Extracted records section start

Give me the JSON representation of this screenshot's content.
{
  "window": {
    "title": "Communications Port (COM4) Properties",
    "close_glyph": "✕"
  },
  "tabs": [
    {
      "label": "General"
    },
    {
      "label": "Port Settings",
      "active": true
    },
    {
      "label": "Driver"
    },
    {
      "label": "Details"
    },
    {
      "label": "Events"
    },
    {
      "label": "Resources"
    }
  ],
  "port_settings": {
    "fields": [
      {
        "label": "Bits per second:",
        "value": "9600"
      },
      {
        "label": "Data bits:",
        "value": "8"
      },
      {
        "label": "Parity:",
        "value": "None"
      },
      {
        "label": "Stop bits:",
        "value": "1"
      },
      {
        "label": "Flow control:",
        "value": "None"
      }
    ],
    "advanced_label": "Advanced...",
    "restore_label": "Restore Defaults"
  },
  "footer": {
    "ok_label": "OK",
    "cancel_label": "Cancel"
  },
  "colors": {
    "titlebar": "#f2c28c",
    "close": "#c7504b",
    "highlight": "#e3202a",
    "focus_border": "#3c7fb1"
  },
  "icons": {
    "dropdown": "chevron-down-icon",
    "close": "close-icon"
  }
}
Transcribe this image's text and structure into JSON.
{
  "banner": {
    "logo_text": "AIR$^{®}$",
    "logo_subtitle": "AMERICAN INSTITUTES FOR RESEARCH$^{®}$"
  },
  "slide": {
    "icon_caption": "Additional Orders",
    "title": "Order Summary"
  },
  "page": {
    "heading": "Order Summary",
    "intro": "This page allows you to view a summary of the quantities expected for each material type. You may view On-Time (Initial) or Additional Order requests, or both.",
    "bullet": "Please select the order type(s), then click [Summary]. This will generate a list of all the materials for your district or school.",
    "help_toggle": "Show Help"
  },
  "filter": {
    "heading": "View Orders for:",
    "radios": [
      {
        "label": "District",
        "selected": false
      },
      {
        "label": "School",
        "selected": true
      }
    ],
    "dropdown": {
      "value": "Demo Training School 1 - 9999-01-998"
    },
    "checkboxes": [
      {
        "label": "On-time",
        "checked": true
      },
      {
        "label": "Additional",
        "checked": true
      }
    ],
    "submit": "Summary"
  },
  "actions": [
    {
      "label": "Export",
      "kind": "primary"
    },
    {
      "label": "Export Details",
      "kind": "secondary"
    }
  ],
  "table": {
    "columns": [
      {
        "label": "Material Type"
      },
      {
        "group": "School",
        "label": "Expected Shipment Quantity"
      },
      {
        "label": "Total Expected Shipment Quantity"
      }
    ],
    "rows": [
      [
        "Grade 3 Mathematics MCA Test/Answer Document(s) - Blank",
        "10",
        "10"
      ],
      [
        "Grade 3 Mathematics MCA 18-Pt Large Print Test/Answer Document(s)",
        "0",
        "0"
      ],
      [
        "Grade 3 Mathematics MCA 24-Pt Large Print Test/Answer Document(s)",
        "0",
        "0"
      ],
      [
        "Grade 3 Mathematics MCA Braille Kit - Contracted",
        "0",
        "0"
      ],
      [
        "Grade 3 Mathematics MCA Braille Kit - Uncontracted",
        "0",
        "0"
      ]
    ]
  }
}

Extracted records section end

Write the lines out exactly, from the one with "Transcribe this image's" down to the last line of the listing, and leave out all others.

## Task result
Transcribe this image's text and structure into JSON.
{
  "banner": {
    "logo_text": "AIR$^{®}$",
    "logo_subtitle": "AMERICAN INSTITUTES FOR RESEARCH$^{®}$"
  },
  "slide": {
    "icon_caption": "Additional Orders",
    "title": "Order Summary"
  },
  "page": {
    "heading": "Order Summary",
    "intro": "This page allows you to view a summary of the quantities expected for each material type. You may view On-Time (Initial) or Additional Order requests, or both.",
    "bullet": "Please select the order type(s), then click [Summary]. This will generate a list of all the materials for your district or school.",
    "help_toggle": "Show Help"
  },
  "filter": {
    "heading": "View Orders for:",
    "radios": [
      {
        "label": "District",
        "selected": false
      },
      {
        "label": "School",
        "selected": true
      }
    ],
    "dropdown": {
      "value": "Demo Training School 1 - 9999-01-998"
    },
    "checkboxes": [
      {
        "label": "On-time",
        "checked": true
      },
      {
        "label": "Additional",
        "checked": true
      }
    ],
    "submit": "Summary"
  },
  "actions": [
    {
      "label": "Export",
      "kind": "primary"
    },
    {
      "label": "Export Details",
      "kind": "secondary"
    }
  ],
  "table": {
    "columns": [
      {
        "label": "Material Type"
      },
      {
        "group": "School",
        "label": "Expected Shipment Quantity"
      },
      {
        "label": "Total Expected Shipment Quantity"
      }
    ],
    "rows": [
      [
        "Grade 3 Mathematics MCA Test/Answer Document(s) - Blank",
        "10",
        "10"
      ],
      [
        "Grade 3 Mathematics MCA 18-Pt Large Print Test/Answer Document(s)",
        "0",
        "0"
      ],
      [
        "Grade 3 Mathematics MCA 24-Pt Large Print Test/Answer Document(s)",
        "0",
        "0"
      ],
      [
        "Grade 3 Mathematics MCA Braille Kit - Contracted",
        "0",
        "0"
      ],
      [
        "Grade 3 Mathematics MCA Braille Kit - Uncontracted",
        "0",
        "0"
      ]
    ]
  }
}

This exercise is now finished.